Pottery and People: A Dynamic Interaction

Article excerpt

Pottery and People: A Dynamic Interaction. Edited by JAMES M. SKIBO and GARY M. FEINMAN. The University of Utah Press, Salt Lake City. 1999. xiii+240 pp., 92 figures, 41 tables. $ 55.00 (Cloth, ISBN 0-8748-0576-7), S 25.00 (Paper, ISBN 0-8748-0577-5).

Pottery is one of the most routinely treated material classes in the archaeological literature. It comes in endless varieties according to economic and social circumstances and can last almost forever providing important clues about the past human behavior. Ceramic evidence offers valuable opportunities to explore technological and social behavior. Most ceramic knowledge can be extracted through artistic and compositional characterization, but additional critical features can be integrated into research designs involving human relationships with artifacts.

This volume is a collection of papers developed largely from the 1996 "Pottery and People" conference held at Illinois State University. The contributors address the relationships between humans and ceramics and address topics such as the origins of pottery manufacture in the Southwest U.S. and Mesoamerica, production and standardization, vessel size and food consumption patterns, and the role pottery plays in communication. Archaeological methods and theory are examined in the context of prehistoric and contemporary data from various regional areas. The common rationale is to present the study of pottery as a fundamental contribution to anthropological issues.

James M. Skibo's introductory essay, Pottery and People, suggests pottery is a material link to everyday life, involving three primary use stages: manufacture and distribution, use, and discard. He notes however that much of the archaeological interest focuses on the most refined varieties, addressing specific social, economic, or communicative needs embedded with the material and cultural nature of the artifacts.
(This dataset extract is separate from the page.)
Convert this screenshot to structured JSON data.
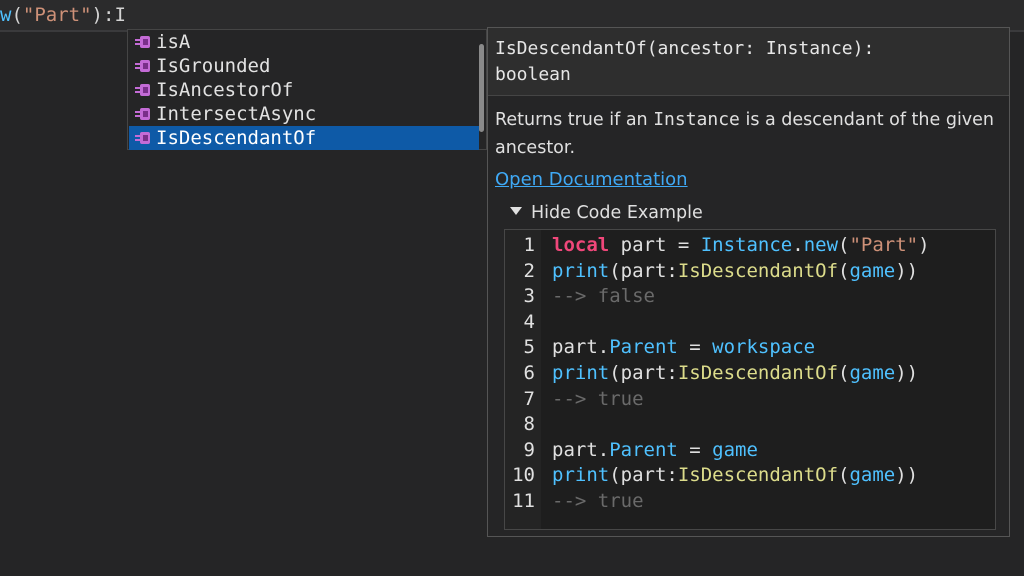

Most of the other contributions relate to Southwestern and Mesoamerican production, such as Exploring the Origins of Pottery on the Colorado Plateau, by James. M. Skibo and Eric Blinman, touching on different aspects of pottery making. James B. Stoltman's, The Chaco-Chuska Connection: In Defense of Anna Shepard, uses quantitative and qualitative analysis to support the hypothesis that gray ware ceramics in the Chuska region were imported (ca. A.D. 900-1140) from Chaco Canyon. Tecomates, Residential Mobility, and Early Formative Occupation in Coastal Lowland Mesoamerica, by Philip J. Arnold III, examines the use of Tecomate, a globular neck-less jar with a restricted orifice. The trove of new vessel forms and decorations reflects changing functional and social implication for the ceramic assemblages, coupled with the adoption of agriculture and a settled way of life.

Gary M. Feinman's contribution, Rethinking our Assumptions: Economic Specialization at the Household Scale in Ancient Ejutla, Oaxaca, Mexico, questions evolutionary models of largescale fabrication and views specialized craft production in pre-Hispanic Mesoamerica as a peculiar case since it occurred mainly at the domestic level. Dean E. Arnold also deals with the organization, evolution, and identification of the household potters' craft. His piece, Advantages and Disadvantages of Vertical-Half Molding Technology: Implications for Production Organization, focuses on the remains of a specialized fabrication technique originated in Ticul, Yucatan, in the late 1940s.

The essays Ceramics and the Social Contexts of Food Consumption in the Northern Southwest, by Barbara J. Mills, and Socialization in American Southwest Pottery Decoration, by Patricia L. Crown, address social themes. Mills attempts to understand changes in food consumption patterns using ceramic features. Significant augmentation in the size of cooking vessels is associated with a change in cuisine, involving increased corn consumption along with increasing site size and degree of aggregation. …